Aim of the task: Print out each record, keeping it identical to the original.
[[ Provided data open ]]
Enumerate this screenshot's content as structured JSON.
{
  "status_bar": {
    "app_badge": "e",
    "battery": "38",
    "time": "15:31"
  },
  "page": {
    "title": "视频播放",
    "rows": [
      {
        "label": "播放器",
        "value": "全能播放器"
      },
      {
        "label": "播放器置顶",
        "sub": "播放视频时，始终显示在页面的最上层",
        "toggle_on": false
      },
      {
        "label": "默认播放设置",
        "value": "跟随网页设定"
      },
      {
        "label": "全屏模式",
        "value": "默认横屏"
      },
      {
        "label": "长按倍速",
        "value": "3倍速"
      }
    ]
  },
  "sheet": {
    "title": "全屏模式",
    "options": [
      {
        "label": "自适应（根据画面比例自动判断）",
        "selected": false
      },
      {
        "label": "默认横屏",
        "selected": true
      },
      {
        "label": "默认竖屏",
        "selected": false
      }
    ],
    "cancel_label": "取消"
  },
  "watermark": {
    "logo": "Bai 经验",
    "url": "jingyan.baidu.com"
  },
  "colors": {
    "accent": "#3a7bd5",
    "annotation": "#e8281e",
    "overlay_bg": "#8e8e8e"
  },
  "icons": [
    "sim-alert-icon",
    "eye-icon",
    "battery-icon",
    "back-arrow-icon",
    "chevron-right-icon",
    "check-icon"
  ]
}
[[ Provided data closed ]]
Result of this task:
Enumerate this screenshot's content as structured JSON.
{
  "status_bar": {
    "app_badge": "e",
    "battery": "38",
    "time": "15:31"
  },
  "page": {
    "title": "视频播放",
    "rows": [
      {
        "label": "播放器",
        "value": "全能播放器"
      },
      {
        "label": "播放器置顶",
        "sub": "播放视频时，始终显示在页面的最上层",
        "toggle_on": false
      },
      {
        "label": "默认播放设置",
        "value": "跟随网页设定"
      },
      {
        "label": "全屏模式",
        "value": "默认横屏"
      },
      {
        "label": "长按倍速",
        "value": "3倍速"
      }
    ]
  },
  "sheet": {
    "title": "全屏模式",
    "options": [
      {
        "label": "自适应（根据画面比例自动判断）",
        "selected": false
      },
      {
        "label": "默认横屏",
        "selected": true
      },
      {
        "label": "默认竖屏",
        "selected": false
      }
    ],
    "cancel_label": "取消"
  },
  "watermark": {
    "logo": "Bai 经验",
    "url": "jingyan.baidu.com"
  },
  "colors": {
    "accent": "#3a7bd5",
    "annotation": "#e8281e",
    "overlay_bg": "#8e8e8e"
  },
  "icons": [
    "sim-alert-icon",
    "eye-icon",
    "battery-icon",
    "back-arrow-icon",
    "chevron-right-icon",
    "check-icon"
  ]
}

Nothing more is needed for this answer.